I Still Like Books
About a year ago I wrote a short (and poorly constructed) love letter to books. A few of my friends were quite excited about finally getting their own Kindles, but I didn’t think I’d ever want an e-reader, if I could help it. I just liked books too much. Now I’m waffling. They’re just so convenient, and new books can be had so cheaply, that I can’t not think about how cool it would be. I’m still partial to the codex, though.
I don’t think I could let go of the tactile aspect of a good book. Perhaps it’s subconscious. I spend the better part of 12 hours in front of a screen each day (only 6 or 8 on weekends, thankfully), and reading is a chance for escape. I get as far away from a glowing LCD as possible, lean back (or forward, if the mood strikes me) and lose myself in prose. It’s just me and the author’s thoughts, with no distractions—no network, no email and hopefully no phone. There’s an understanding that I’m taking part in what, either printed by hand or machine, has been the primary way of reading for hundreds of years.

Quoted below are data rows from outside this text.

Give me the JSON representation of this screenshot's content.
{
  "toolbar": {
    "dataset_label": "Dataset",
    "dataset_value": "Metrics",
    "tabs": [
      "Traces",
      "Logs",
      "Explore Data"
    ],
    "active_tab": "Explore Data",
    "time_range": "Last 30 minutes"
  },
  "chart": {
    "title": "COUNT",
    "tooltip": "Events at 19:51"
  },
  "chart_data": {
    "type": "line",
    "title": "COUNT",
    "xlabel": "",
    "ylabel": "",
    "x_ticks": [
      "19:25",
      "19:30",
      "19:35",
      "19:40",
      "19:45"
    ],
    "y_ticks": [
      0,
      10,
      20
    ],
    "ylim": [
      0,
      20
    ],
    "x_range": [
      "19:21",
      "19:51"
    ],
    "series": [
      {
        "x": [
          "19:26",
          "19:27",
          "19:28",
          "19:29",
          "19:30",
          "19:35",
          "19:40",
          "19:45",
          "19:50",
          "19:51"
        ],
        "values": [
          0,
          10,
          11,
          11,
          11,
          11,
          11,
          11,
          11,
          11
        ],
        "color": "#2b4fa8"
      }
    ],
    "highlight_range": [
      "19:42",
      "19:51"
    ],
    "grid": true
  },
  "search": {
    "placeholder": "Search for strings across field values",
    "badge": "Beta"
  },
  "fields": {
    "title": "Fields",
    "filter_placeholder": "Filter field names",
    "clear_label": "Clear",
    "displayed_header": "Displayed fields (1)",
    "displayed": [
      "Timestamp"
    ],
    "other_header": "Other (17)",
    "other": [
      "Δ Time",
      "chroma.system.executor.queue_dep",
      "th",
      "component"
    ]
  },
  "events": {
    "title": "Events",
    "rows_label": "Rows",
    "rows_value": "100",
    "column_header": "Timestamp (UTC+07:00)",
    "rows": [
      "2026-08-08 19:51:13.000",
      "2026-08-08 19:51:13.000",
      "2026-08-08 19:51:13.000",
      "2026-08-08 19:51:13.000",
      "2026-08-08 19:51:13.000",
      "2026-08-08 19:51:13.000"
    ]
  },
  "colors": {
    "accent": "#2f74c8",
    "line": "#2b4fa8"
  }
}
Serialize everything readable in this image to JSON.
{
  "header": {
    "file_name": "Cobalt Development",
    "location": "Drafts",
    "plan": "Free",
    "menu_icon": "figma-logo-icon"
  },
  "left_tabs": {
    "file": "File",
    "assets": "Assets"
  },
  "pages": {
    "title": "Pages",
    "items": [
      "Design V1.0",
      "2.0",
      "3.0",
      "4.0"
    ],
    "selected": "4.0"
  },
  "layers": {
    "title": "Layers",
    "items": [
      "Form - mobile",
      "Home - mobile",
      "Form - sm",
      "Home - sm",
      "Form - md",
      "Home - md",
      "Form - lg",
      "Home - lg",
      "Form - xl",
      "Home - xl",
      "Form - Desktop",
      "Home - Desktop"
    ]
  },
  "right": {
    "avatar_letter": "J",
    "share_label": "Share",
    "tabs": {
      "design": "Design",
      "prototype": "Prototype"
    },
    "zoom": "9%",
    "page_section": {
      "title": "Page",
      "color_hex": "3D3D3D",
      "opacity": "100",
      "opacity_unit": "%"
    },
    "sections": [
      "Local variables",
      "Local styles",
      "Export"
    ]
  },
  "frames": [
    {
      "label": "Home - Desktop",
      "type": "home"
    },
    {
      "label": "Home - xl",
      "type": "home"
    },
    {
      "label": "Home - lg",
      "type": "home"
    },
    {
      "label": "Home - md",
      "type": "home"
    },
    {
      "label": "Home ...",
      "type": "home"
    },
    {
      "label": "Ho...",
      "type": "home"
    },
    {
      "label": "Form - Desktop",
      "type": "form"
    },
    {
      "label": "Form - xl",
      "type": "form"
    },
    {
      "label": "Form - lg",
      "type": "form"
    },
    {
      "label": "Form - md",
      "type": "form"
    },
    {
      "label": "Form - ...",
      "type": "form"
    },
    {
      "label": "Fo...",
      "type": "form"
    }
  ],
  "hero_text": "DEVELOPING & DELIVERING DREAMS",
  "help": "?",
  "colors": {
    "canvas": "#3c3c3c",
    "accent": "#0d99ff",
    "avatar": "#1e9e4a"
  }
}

On top of that, the physical style and condition of the book in hand changes the environment; it alters the read, if only just so. The weight of the binding, the thickness and finishing of the paper, the texture of the cover, the cracks in the spine of a well-loved paperback. The sensory experience surrounding the act of reading is part of what makes it so pleasurable, and the physical form of the book is part of that experience. The e-reader is devoid of those subtle differences.
I just finished Lev Grossman’s Codex, which—through it’s vivid descriptions of how books were made and maintained in antiquity—made clear to me that my love of books enhances, but really isn’t dependent on, my love of reading. That’s probably why, at least for now, an e-reader is just not for me.
The book is dead…long live the book!